Nevertheless, Hotel Lutetia is no mausoleum to Art Deco design and efforts have been made to continue its reputation as a hub for creatives by commissioning contemporary artists to create one-off pieces or entire suites, such as sculptor Philippe Hiquily’s homage to the shoe in Suite 704. In the vast Arman Suite, metal furniture in the forms of cellos and violins is a surreal tribute to the installations of deconstructed musical instruments for which Arman was best known, and calligraphic prints by the artist are on display.
The integration of contemporary work is not always a success, the most discordant examples I encountered being an alarming razorblade theme running through one room and a similarly unsettling giant knife sculpture on the third floor landing.
Most inspired, however, are the four Rotunde suites created to mark the hotel’s centenary last year. In collaboration with the Maison Européenne de la Photographie a quartet of contemporary photographers who exemplified the key trends and techniques of our times were selected and a suite was assigned to each one to decorate in the spirit of the Continent from which they come. In ‘Europe’ Italian photographer Mimmo Jodice incorporates brooding shots of Vesuvius within muted slate-coloured walls, while Brazilian ‘illusionist’ master Vik Muniz captures the flamboyant South American spirit with bejeweled images of Brigitte Bardot and Marilyn alongside rich chocolate velvet furnishings.
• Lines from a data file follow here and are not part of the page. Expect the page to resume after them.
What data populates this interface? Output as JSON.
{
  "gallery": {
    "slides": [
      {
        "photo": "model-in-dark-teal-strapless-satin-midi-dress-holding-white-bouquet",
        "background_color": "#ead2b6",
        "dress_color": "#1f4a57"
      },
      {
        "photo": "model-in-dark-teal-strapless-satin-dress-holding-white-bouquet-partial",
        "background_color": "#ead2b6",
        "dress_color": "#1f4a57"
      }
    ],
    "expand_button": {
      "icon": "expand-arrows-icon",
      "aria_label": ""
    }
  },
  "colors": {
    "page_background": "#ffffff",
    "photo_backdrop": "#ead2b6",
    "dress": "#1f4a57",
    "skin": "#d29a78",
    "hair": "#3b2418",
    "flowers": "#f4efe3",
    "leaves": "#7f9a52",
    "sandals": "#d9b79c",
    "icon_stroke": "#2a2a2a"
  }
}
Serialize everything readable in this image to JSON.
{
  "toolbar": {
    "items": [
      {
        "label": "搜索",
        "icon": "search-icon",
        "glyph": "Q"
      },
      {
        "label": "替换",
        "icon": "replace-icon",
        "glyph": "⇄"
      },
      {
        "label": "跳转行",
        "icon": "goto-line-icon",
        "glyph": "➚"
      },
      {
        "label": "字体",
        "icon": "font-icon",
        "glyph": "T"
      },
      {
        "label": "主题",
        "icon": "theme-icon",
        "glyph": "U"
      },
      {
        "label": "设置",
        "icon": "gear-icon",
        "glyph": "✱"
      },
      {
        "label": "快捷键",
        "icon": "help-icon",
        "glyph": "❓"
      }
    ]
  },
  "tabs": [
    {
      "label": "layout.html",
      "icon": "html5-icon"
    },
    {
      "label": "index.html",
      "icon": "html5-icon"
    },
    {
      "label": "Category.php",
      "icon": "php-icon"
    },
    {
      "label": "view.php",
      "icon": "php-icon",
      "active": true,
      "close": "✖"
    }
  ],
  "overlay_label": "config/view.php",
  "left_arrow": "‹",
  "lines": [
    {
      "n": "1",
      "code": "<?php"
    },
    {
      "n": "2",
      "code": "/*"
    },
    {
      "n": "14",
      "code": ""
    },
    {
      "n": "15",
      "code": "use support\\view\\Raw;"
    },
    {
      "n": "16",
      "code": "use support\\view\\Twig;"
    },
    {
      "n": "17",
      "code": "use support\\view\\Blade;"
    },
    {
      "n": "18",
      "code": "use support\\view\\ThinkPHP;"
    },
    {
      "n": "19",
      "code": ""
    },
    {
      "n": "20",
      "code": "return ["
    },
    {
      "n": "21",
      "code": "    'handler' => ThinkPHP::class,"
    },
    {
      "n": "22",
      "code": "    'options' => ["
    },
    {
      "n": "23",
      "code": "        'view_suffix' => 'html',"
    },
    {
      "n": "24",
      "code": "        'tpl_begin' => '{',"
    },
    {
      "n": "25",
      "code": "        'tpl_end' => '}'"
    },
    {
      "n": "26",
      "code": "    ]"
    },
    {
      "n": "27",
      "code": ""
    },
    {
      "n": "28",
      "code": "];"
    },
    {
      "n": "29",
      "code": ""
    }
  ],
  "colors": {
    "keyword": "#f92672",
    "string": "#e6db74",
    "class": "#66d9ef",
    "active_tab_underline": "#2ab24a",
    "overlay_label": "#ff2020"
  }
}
This set of rooms is the apologia of how vintage can meet the future harmoniously, when contemporary elements are incorporated subtly and reverently. Purists will be pleased that the hotel is not very different to when General Charles de Gaulle spent his wedding night here, or when Catherine Deneuve used the lounge as her “second office”, but the additional spark of contemporary art shows that this illustrious Left Bank hotel hasn’t lost its touch.
Hotel Lutetia is at 45 Boulevard Raspail, 75006 Paris www.lutetia-paris.com